This is not a design that only works in the Netherlands or in Denmark; as well as the limited examples in Dublin, it’s a tried and tested design which is used in Paris, Berlin, and Belgium.
Contra-flow example 2a: A cycle lane which allows cyclists to go contra-flow on a low-traffic, low-speed one-way street, cyclists going with-flow stay in the traffic lane:
Contra-flow example 2b: A cycle lane example in a slightly higher speed and busier street:
Below is the other side of the street behind the above photograph: Note how the traffic lights show highlight that general traffic can only turn left here, but cyclists can go ahead. Just out of the image is the contra-flow lane in the opposite direction leading to the street behind this picture (Street View).
Contra-flow example 3: Two-way cycle path and one-way traffic lane:
Contra-flow example 4: Below is a cycle lane inside a tram / bus lane, all contra-flow to general traffic which can only go one-way on this street. Dublin could learn from this with Luas Cross City — this design could for example be used on Parnell Street.

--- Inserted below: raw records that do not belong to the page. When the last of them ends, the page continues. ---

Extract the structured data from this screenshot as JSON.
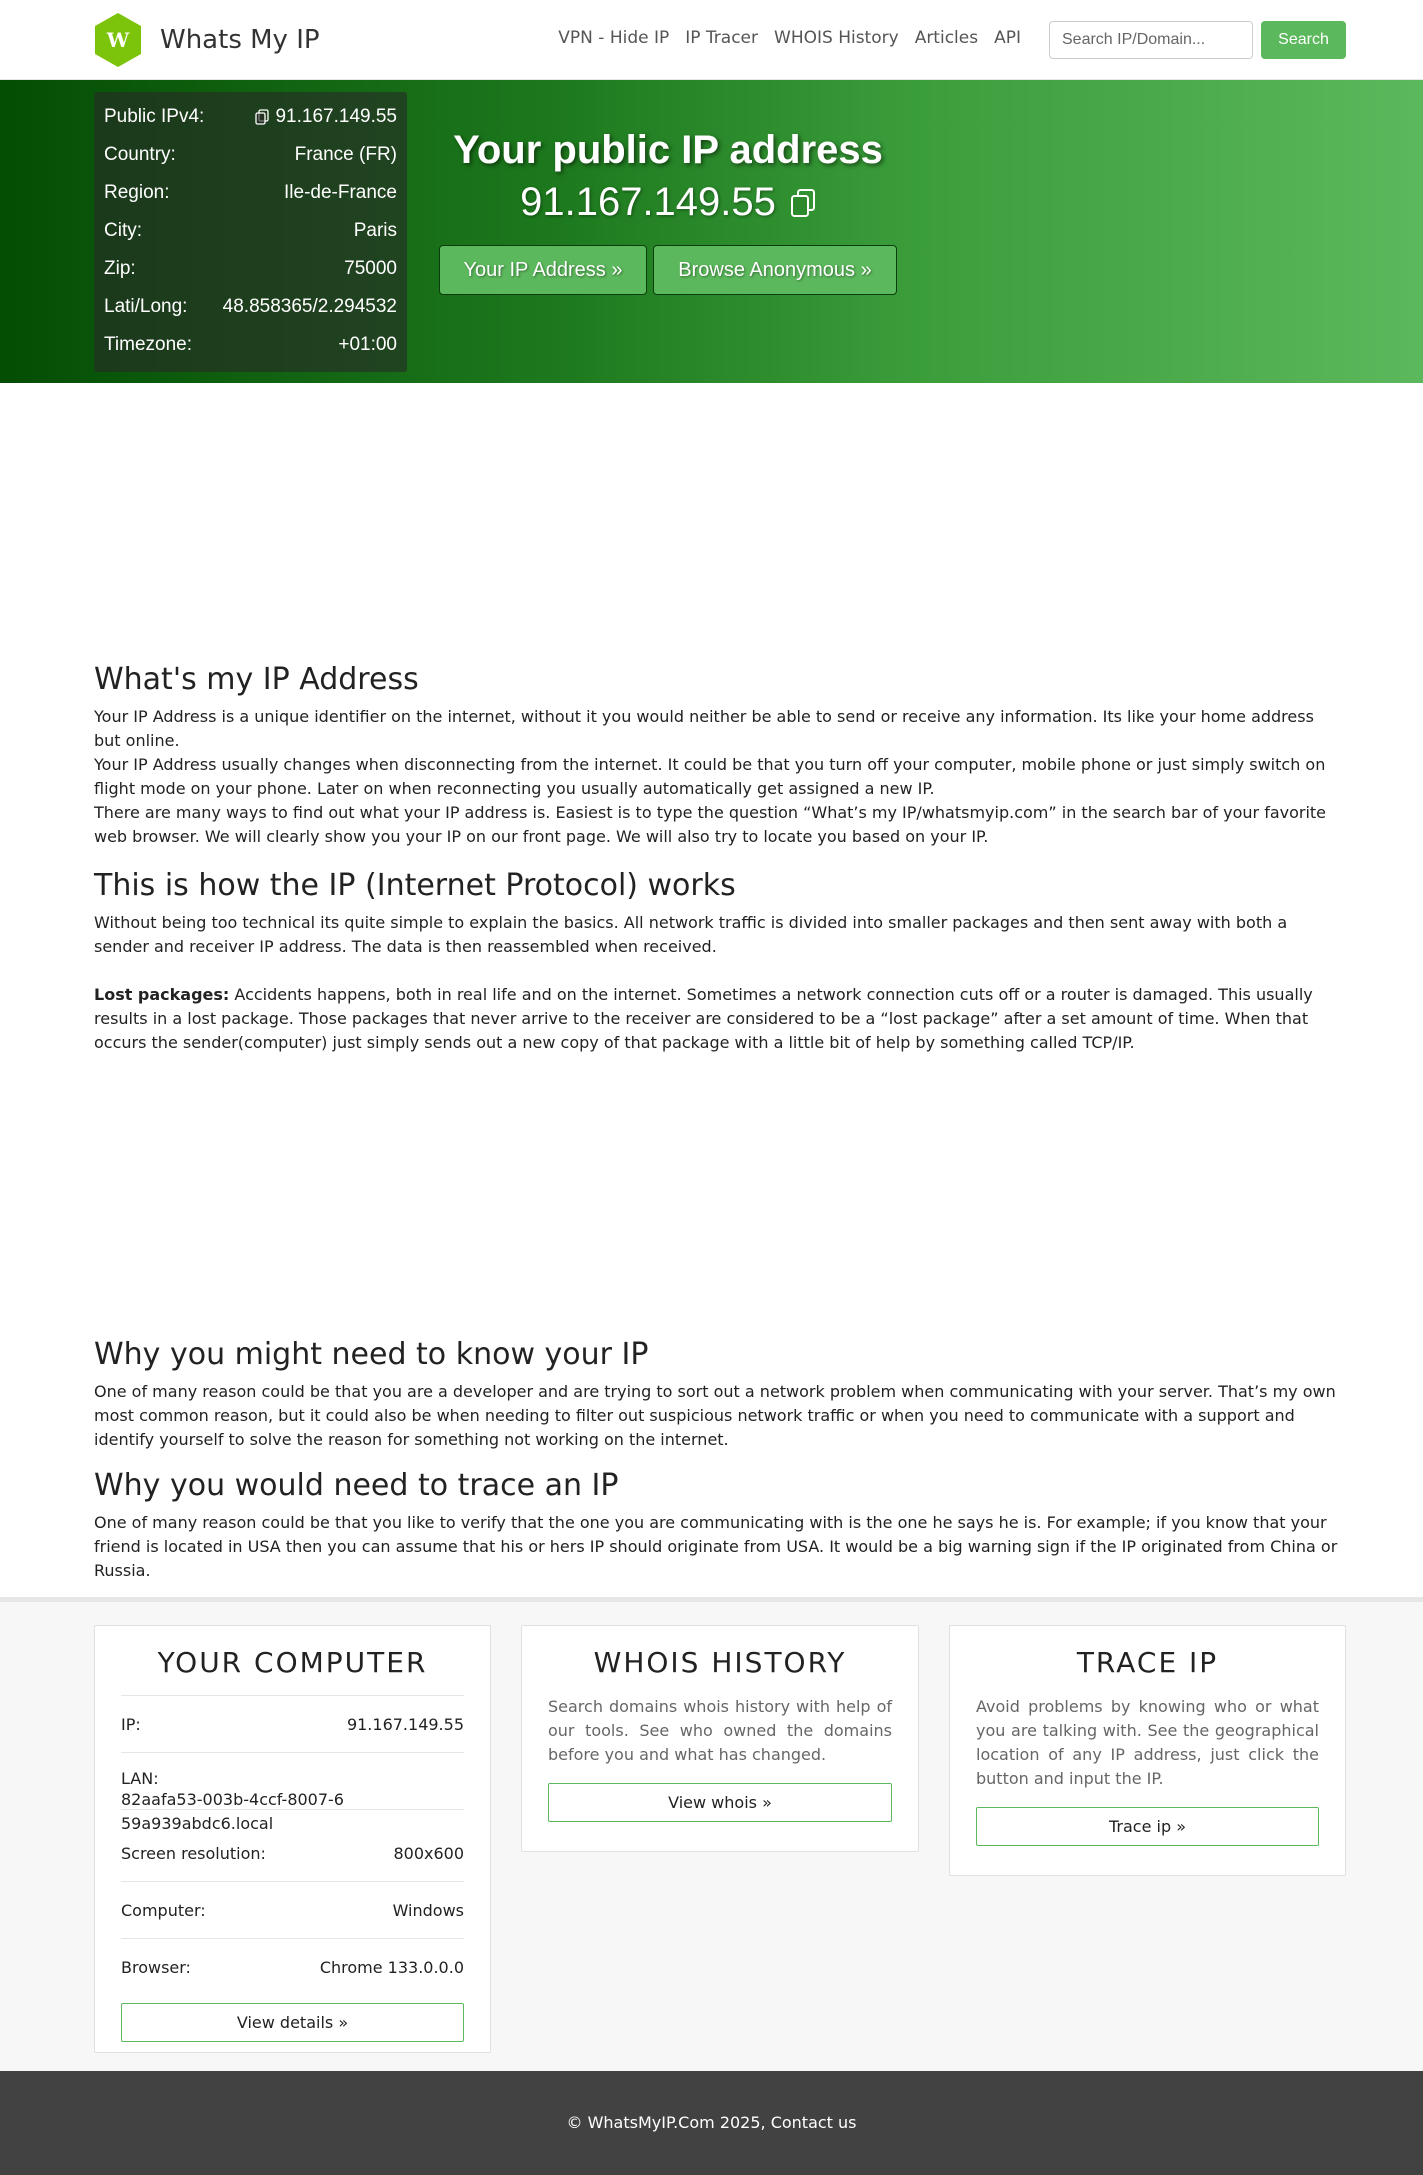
{
  "brand": {
    "logo_letter": "W",
    "name": "Whats My IP",
    "logo_color": "#7cc30c"
  },
  "nav": {
    "links": [
      "VPN - Hide IP",
      "IP Tracer",
      "WHOIS History",
      "Articles",
      "API"
    ],
    "search_placeholder": "Search IP/Domain...",
    "search_button": "Search"
  },
  "hero": {
    "info": [
      {
        "label": "Public IPv4:",
        "value": "91.167.149.55"
      },
      {
        "label": "Country:",
        "value": "France (FR)"
      },
      {
        "label": "Region:",
        "value": "Ile-de-France"
      },
      {
        "label": "City:",
        "value": "Paris"
      },
      {
        "label": "Zip:",
        "value": "75000"
      },
      {
        "label": "Lati/Long:",
        "value": "48.858365/2.294532"
      },
      {
        "label": "Timezone:",
        "value": "+01:00"
      }
    ],
    "title": "Your public IP address",
    "ip": "91.167.149.55",
    "btn_ip": "Your IP Address »",
    "btn_anon": "Browse Anonymous »"
  },
  "content": {
    "sec1": {
      "title": "What's my IP Address",
      "p1": "Your IP Address is a unique identifier on the internet, without it you would neither be able to send or receive any information. Its like your home address but online.",
      "p2": "Your IP Address usually changes when disconnecting from the internet. It could be that you turn off your computer, mobile phone or just simply switch on flight mode on your phone. Later on when reconnecting you usually automatically get assigned a new IP.",
      "p3": "There are many ways to find out what your IP address is. Easiest is to type the question “What’s my IP/whatsmyip.com” in the search bar of your favorite web browser. We will clearly show you your IP on our front page. We will also try to locate you based on your IP."
    },
    "sec2": {
      "title": "This is how the IP (Internet Protocol) works",
      "p1": "Without being too technical its quite simple to explain the basics. All network traffic is divided into smaller packages and then sent away with both a sender and receiver IP address. The data is then reassembled when received.",
      "lost_label": "Lost packages:",
      "p2": "Accidents happens, both in real life and on the internet. Sometimes a network connection cuts off or a router is damaged. This usually results in a lost package. Those packages that never arrive to the receiver are considered to be a “lost package” after a set amount of time. When that occurs the sender(computer) just simply sends out a new copy of that package with a little bit of help by something called TCP/IP."
    },
    "sec3": {
      "title": "Why you might need to know your IP",
      "p1": "One of many reason could be that you are a developer and are trying to sort out a network problem when communicating with your server. That’s my own most common reason, but it could also be when needing to filter out suspicious network traffic or when you need to communicate with a support and identify yourself to solve the reason for something not working on the internet."
    },
    "sec4": {
      "title": "Why you would need to trace an IP",
      "p1": "One of many reason could be that you like to verify that the one you are communicating with is the one he says he is. For example; if you know that your friend is located in USA then you can assume that his or hers IP should originate from USA. It would be a big warning sign if the IP originated from China or Russia."
    }
  },
  "cards": {
    "computer": {
      "title": "YOUR COMPUTER",
      "ip_label": "IP:",
      "ip_value": "91.167.149.55",
      "lan_label": "LAN:",
      "lan_value": "82aafa53-003b-4ccf-8007-659a939abdc6.local",
      "screen_label": "Screen resolution:",
      "screen_value": "800x600",
      "computer_label": "Computer:",
      "computer_value": "Windows",
      "browser_label": "Browser:",
      "browser_value": "Chrome 133.0.0.0",
      "button": "View details »"
    },
    "whois": {
      "title": "WHOIS HISTORY",
      "text": "Search domains whois history with help of our tools. See who owned the domains before you and what has changed.",
      "button": "View whois »"
    },
    "trace": {
      "title": "TRACE IP",
      "text": "Avoid problems by knowing who or what you are talking with. See the geographical location of any IP address, just click the button and input the IP.",
      "button": "Trace ip »"
    }
  },
  "footer": {
    "text": "© WhatsMyIP.Com 2025, Contact us"
  },
  "colors": {
    "accent": "#5cb85c",
    "hero_dark": "#044d04",
    "footer": "#424242"
  }
}
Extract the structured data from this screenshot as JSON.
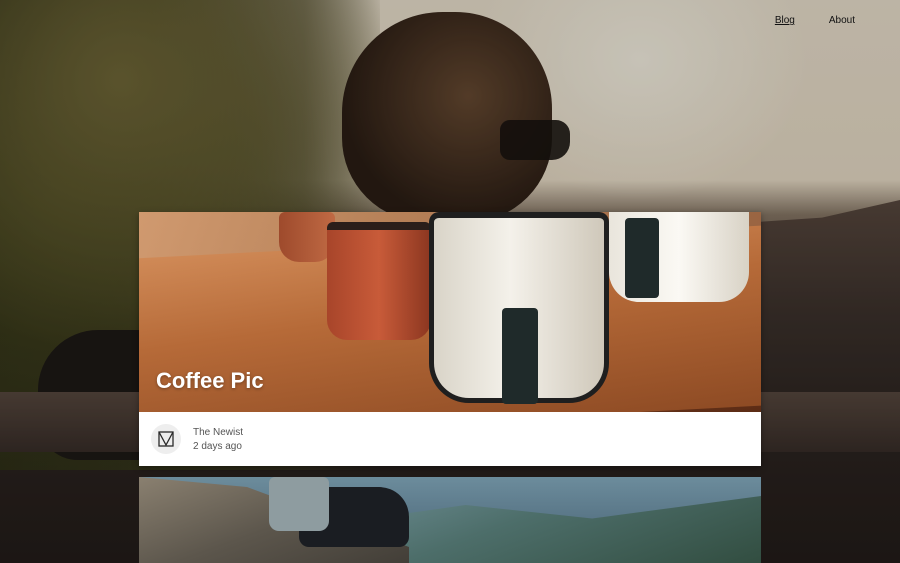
{
  "nav": {
    "items": [
      {
        "label": "Blog",
        "active": true
      },
      {
        "label": "About",
        "active": false
      }
    ]
  },
  "posts": [
    {
      "title": "Coffee Pic",
      "author": "The Newist",
      "date": "2 days ago",
      "avatar_icon": "newist-logo-icon"
    }
  ],
  "colors": {
    "card_background": "#ffffff",
    "meta_text": "#555555",
    "nav_text": "#111111"
  }
}
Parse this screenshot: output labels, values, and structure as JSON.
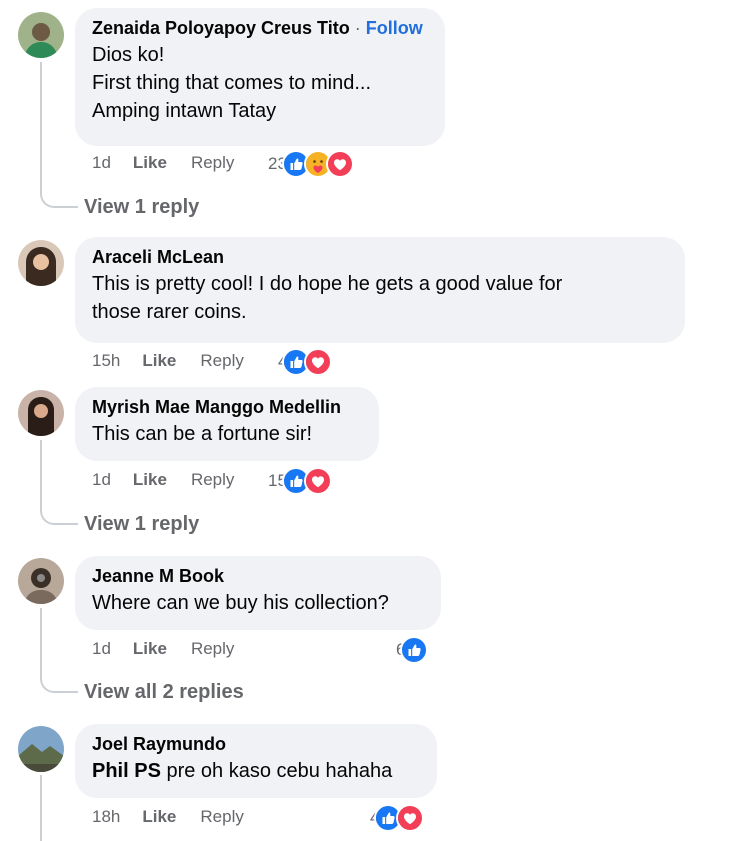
{
  "comments": [
    {
      "author": "Zenaida Poloyapoy Creus Tito",
      "follow": "Follow",
      "lines": [
        "Dios ko!",
        "First thing that comes to mind...",
        "Amping intawn Tatay"
      ],
      "time": "1d",
      "like": "Like",
      "reply": "Reply",
      "reaction_count": "23",
      "reactions": [
        "like-icon",
        "care-icon",
        "love-icon"
      ],
      "view_replies": "View 1 reply"
    },
    {
      "author": "Araceli McLean",
      "lines": [
        "This is pretty cool! I do hope he gets a good value for",
        "those rarer coins."
      ],
      "time": "15h",
      "like": "Like",
      "reply": "Reply",
      "reaction_count": "4",
      "reactions": [
        "like-icon",
        "love-icon"
      ]
    },
    {
      "author": "Myrish Mae Manggo Medellin",
      "lines": [
        "This can be a fortune sir!"
      ],
      "time": "1d",
      "like": "Like",
      "reply": "Reply",
      "reaction_count": "15",
      "reactions": [
        "like-icon",
        "love-icon"
      ],
      "view_replies": "View 1 reply"
    },
    {
      "author": "Jeanne M Book",
      "lines": [
        "Where can we buy his collection?"
      ],
      "time": "1d",
      "like": "Like",
      "reply": "Reply",
      "reaction_count": "6",
      "reactions": [
        "like-icon"
      ],
      "view_replies": "View all 2 replies"
    },
    {
      "author": "Joel Raymundo",
      "mention": "Phil PS",
      "lines": [
        " pre oh kaso cebu hahaha"
      ],
      "time": "18h",
      "like": "Like",
      "reply": "Reply",
      "reaction_count": "4",
      "reactions": [
        "like-icon",
        "love-icon"
      ]
    }
  ],
  "colors": {
    "like": "#1877f2",
    "love": "#f33e58",
    "care": "#f7b125",
    "bubble": "#f0f2f5",
    "follow": "#216fdb"
  },
  "separator": "·"
}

Moving on: Even out in the (partly undeveloped) suburbs, the cycle path was wide and segregated from the footpath:
One of the few places we came across a shared cycling and walking path was in a traffic-free island park at the city’s outskirts. This path is only accessible to cyclists and those on foot:
Amsterdam has much quicker traffic light cycles than Dublin generally has — simply put, the light change quicker and you’re less likely to be waiting (longer traffic light sequences as Dublin has is viewed to be worse for cyclists, pedestrians and public transport). Added to shorter cycles, at many major junctions there’s countdown timers on the bicycle traffic lights showing that if you wait, you won’t be doing so for long:
Amsterdam takes filtered permeability seriously. An example we’re not suggesting to copy is a cycle path inside a museum (unless anybody reading is designing a new build).
The once road open to all, now cycle path under the Rijksmuseum was closed for years due to the museum’s renovation and only reopened this year. But the city had a battle on it’s hands to keep the passage open to cyclists as a new museum director wanted to close the route. As explained by the Bicycle Dutch blog:
“Proponents of the underpass said the director, coming from Rotterdam, didn’t understand the sentiments of the people in Amsterdam, who love cycling far more than people from Rotterdam”
More practical filtered permeability is small streets which only open to cyclists (and sometimes lower powered scooters and often enforced by bollards at the entry point):
Dutch cities have to use large-scale bicycle parking to accommodate bicycles in central areas and a busy train stations. Maybe on a far smaller scale than below, Dublin City Council is already looking at solutions (in addition to Drury Street Car Park).
Here’s the bicycle parking at Amsterdam Central Station:
Not shown in the image of the parking structure above is the extra parking around it, this is just a sample of it:
While Amsterdam is very flat and there’s little point trying to say otherwise, the Dutch have a many bridges and underpasses. And a lesson we can near from them is that the hight isn’t as much of a problem when the gradient is lower. A few larger bridges we crossed would have been a struggle on the single-speed rental bikes we were on, but the lower gradient (compared to what’s often used in Irish bridges, ramps and over/underpasses) made the bridges more doable even on the average banger Amsterdam rental bike. The massive €9.5 million Nescio Bridge is an example of this:
And while we were crossing the Nescio, we found that the Dutch do take their cargo bikes up hills of sorts, the inclines are just more attractive to cyclists of all abilities:
And, finally, something not to follow Amsterdam on: Don’t allow scooters on cycle paths.